Exercise details:
Only the lines with the string "amazon" are needed; return each of them from the entries below.

------------------------------------------------------------

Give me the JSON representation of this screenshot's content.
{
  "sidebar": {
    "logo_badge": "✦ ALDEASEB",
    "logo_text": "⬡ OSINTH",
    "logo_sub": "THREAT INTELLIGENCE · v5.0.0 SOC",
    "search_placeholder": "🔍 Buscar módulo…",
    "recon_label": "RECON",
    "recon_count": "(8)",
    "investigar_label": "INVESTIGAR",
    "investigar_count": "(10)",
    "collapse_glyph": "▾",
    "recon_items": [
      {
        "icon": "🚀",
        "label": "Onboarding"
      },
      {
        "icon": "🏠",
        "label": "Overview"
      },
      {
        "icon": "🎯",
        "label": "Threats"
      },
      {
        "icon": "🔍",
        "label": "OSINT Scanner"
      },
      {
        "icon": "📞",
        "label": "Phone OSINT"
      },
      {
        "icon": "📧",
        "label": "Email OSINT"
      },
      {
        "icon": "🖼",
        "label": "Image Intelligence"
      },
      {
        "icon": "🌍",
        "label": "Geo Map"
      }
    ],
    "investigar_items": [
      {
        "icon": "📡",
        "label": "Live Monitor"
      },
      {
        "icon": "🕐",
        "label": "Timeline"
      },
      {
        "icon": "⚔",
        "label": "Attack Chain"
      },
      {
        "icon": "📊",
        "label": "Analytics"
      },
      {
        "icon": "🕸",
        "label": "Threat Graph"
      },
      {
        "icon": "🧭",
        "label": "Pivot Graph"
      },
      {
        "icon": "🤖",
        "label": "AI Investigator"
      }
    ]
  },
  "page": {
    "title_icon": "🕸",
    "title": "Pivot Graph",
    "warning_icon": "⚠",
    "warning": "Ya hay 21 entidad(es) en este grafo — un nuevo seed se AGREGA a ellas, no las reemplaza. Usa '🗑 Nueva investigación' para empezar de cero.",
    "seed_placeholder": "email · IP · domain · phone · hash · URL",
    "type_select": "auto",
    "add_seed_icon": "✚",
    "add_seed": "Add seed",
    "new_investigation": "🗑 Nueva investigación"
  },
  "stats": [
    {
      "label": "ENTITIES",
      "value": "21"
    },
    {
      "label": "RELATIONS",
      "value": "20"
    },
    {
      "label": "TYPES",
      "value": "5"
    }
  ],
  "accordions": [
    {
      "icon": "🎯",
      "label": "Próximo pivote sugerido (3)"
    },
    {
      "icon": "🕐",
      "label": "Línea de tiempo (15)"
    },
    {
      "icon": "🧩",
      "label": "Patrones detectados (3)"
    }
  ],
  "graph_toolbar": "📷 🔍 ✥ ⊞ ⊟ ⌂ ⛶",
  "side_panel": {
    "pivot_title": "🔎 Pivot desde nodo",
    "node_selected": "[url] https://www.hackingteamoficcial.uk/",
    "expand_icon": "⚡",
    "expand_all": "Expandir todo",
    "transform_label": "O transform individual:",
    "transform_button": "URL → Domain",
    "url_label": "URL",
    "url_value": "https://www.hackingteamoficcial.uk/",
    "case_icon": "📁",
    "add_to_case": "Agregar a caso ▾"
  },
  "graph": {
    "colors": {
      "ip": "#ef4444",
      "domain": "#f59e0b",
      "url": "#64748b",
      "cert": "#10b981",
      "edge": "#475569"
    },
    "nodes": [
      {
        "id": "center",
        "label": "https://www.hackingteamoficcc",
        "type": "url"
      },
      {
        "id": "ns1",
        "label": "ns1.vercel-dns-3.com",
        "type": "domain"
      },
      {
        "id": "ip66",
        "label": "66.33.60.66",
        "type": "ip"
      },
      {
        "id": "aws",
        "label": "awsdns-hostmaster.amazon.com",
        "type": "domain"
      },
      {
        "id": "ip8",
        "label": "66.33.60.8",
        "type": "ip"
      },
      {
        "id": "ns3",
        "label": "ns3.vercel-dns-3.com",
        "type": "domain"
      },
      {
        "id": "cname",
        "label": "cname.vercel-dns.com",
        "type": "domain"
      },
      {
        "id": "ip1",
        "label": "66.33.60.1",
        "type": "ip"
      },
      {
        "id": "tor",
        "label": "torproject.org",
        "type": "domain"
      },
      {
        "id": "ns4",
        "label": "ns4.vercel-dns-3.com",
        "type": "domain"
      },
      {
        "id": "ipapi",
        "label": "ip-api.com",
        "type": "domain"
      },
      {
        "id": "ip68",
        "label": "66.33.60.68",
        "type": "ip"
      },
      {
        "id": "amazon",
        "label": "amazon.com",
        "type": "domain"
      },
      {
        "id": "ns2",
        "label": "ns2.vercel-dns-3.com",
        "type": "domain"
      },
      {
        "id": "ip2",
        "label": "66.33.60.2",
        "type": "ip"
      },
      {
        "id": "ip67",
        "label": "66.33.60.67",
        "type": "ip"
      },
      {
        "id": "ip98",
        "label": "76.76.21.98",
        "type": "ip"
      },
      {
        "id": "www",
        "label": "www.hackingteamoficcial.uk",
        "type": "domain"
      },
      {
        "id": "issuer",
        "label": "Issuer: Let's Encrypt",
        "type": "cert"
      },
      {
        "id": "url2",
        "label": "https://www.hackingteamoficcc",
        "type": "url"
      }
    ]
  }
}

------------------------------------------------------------

Exercise result:
        "label": "awsdns-hostmaster.amazon.com",
        "id": "amazon",
        "label": "amazon.com",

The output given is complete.